### [ACTIVITY]
This exercise calls for every record to be set down again, exactly and in full.
++++
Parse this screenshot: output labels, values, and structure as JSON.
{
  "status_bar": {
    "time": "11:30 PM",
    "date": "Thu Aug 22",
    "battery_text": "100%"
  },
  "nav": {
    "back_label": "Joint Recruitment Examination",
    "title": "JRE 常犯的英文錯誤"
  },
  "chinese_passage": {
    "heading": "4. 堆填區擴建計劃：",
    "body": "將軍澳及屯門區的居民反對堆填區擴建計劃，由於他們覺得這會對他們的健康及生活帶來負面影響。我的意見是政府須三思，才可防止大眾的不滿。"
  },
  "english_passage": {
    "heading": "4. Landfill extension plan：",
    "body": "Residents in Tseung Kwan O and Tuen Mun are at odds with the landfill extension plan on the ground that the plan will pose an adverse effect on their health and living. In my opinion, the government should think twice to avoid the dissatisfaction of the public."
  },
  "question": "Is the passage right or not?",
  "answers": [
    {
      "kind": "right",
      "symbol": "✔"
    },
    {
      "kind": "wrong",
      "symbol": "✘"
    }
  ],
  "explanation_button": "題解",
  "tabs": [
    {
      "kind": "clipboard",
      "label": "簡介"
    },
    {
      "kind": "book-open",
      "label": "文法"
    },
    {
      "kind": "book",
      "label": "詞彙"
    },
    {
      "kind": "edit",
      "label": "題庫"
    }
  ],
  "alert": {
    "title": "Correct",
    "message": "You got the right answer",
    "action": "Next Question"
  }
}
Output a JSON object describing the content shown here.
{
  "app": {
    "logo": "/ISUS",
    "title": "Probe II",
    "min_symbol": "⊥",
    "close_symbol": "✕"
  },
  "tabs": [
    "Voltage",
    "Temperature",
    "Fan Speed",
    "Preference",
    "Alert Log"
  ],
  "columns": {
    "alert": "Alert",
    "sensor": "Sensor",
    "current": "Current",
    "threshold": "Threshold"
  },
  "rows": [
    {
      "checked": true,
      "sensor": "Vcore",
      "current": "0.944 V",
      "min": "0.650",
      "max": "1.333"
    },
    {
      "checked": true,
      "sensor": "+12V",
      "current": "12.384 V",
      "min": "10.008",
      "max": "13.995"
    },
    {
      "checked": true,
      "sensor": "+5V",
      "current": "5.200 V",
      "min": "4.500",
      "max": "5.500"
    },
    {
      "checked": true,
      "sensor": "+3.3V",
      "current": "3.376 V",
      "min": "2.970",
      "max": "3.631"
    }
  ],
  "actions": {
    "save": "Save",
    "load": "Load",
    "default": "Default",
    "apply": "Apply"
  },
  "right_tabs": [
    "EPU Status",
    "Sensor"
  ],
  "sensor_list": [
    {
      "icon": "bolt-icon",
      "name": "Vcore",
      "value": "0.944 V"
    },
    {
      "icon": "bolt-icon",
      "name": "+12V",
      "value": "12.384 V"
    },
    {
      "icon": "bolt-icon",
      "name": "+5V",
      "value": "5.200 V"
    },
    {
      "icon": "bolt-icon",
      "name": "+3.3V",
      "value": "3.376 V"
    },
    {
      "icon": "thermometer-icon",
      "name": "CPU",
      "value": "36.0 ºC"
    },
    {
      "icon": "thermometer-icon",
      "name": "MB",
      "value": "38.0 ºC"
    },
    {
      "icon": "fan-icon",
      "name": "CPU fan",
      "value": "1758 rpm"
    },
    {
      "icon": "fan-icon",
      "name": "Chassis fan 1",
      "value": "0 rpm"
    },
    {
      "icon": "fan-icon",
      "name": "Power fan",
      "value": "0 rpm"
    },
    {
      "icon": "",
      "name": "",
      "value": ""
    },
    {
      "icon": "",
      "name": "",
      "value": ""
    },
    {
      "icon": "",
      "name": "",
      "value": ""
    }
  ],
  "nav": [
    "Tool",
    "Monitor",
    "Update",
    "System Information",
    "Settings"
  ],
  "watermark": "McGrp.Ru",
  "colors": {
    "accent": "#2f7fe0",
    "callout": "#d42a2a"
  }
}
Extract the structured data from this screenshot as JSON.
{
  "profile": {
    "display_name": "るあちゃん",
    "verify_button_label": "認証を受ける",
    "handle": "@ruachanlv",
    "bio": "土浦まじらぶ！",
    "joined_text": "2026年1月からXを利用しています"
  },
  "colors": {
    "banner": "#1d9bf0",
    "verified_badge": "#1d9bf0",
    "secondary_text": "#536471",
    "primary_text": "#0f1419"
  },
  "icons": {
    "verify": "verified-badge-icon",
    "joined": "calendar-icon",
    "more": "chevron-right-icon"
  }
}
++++
### [SOLUTION TO THIS TASK]
Parse this screenshot: output labels, values, and structure as JSON.
{
  "status_bar": {
    "time": "11:30 PM",
    "date": "Thu Aug 22",
    "battery_text": "100%"
  },
  "nav": {
    "back_label": "Joint Recruitment Examination",
    "title": "JRE 常犯的英文錯誤"
  },
  "chinese_passage": {
    "heading": "4. 堆填區擴建計劃：",
    "body": "將軍澳及屯門區的居民反對堆填區擴建計劃，由於他們覺得這會對他們的健康及生活帶來負面影響。我的意見是政府須三思，才可防止大眾的不滿。"
  },
  "english_passage": {
    "heading": "4. Landfill extension plan：",
    "body": "Residents in Tseung Kwan O and Tuen Mun are at odds with the landfill extension plan on the ground that the plan will pose an adverse effect on their health and living. In my opinion, the government should think twice to avoid the dissatisfaction of the public."
  },
  "question": "Is the passage right or not?",
  "answers": [
    {
      "kind": "right",
      "symbol": "✔"
    },
    {
      "kind": "wrong",
      "symbol": "✘"
    }
  ],
  "explanation_button": "題解",
  "tabs": [
    {
      "kind": "clipboard",
      "label": "簡介"
    },
    {
      "kind": "book-open",
      "label": "文法"
    },
    {
      "kind": "book",
      "label": "詞彙"
    },
    {
      "kind": "edit",
      "label": "題庫"
    }
  ],
  "alert": {
    "title": "Correct",
    "message": "You got the right answer",
    "action": "Next Question"
  }
}
Output a JSON object describing the content shown here.
{
  "app": {
    "logo": "/ISUS",
    "title": "Probe II",
    "min_symbol": "⊥",
    "close_symbol": "✕"
  },
  "tabs": [
    "Voltage",
    "Temperature",
    "Fan Speed",
    "Preference",
    "Alert Log"
  ],
  "columns": {
    "alert": "Alert",
    "sensor": "Sensor",
    "current": "Current",
    "threshold": "Threshold"
  },
  "rows": [
    {
      "checked": true,
      "sensor": "Vcore",
      "current": "0.944 V",
      "min": "0.650",
      "max": "1.333"
    },
    {
      "checked": true,
      "sensor": "+12V",
      "current": "12.384 V",
      "min": "10.008",
      "max": "13.995"
    },
    {
      "checked": true,
      "sensor": "+5V",
      "current": "5.200 V",
      "min": "4.500",
      "max": "5.500"
    },
    {
      "checked": true,
      "sensor": "+3.3V",
      "current": "3.376 V",
      "min": "2.970",
      "max": "3.631"
    }
  ],
  "actions": {
    "save": "Save",
    "load": "Load",
    "default": "Default",
    "apply": "Apply"
  },
  "right_tabs": [
    "EPU Status",
    "Sensor"
  ],
  "sensor_list": [
    {
      "icon": "bolt-icon",
      "name": "Vcore",
      "value": "0.944 V"
    },
    {
      "icon": "bolt-icon",
      "name": "+12V",
      "value": "12.384 V"
    },
    {
      "icon": "bolt-icon",
      "name": "+5V",
      "value": "5.200 V"
    },
    {
      "icon": "bolt-icon",
      "name": "+3.3V",
      "value": "3.376 V"
    },
    {
      "icon": "thermometer-icon",
      "name": "CPU",
      "value": "36.0 ºC"
    },
    {
      "icon": "thermometer-icon",
      "name": "MB",
      "value": "38.0 ºC"
    },
    {
      "icon": "fan-icon",
      "name": "CPU fan",
      "value": "1758 rpm"
    },
    {
      "icon": "fan-icon",
      "name": "Chassis fan 1",
      "value": "0 rpm"
    },
    {
      "icon": "fan-icon",
      "name": "Power fan",
      "value": "0 rpm"
    },
    {
      "icon": "",
      "name": "",
      "value": ""
    },
    {
      "icon": "",
      "name": "",
      "value": ""
    },
    {
      "icon": "",
      "name": "",
      "value": ""
    }
  ],
  "nav": [
    "Tool",
    "Monitor",
    "Update",
    "System Information",
    "Settings"
  ],
  "watermark": "McGrp.Ru",
  "colors": {
    "accent": "#2f7fe0",
    "callout": "#d42a2a"
  }
}
Extract the structured data from this screenshot as JSON.
{
  "profile": {
    "display_name": "るあちゃん",
    "verify_button_label": "認証を受ける",
    "handle": "@ruachanlv",
    "bio": "土浦まじらぶ！",
    "joined_text": "2026年1月からXを利用しています"
  },
  "colors": {
    "banner": "#1d9bf0",
    "verified_badge": "#1d9bf0",
    "secondary_text": "#536471",
    "primary_text": "#0f1419"
  },
  "icons": {
    "verify": "verified-badge-icon",
    "joined": "calendar-icon",
    "more": "chevron-right-icon"
  }
}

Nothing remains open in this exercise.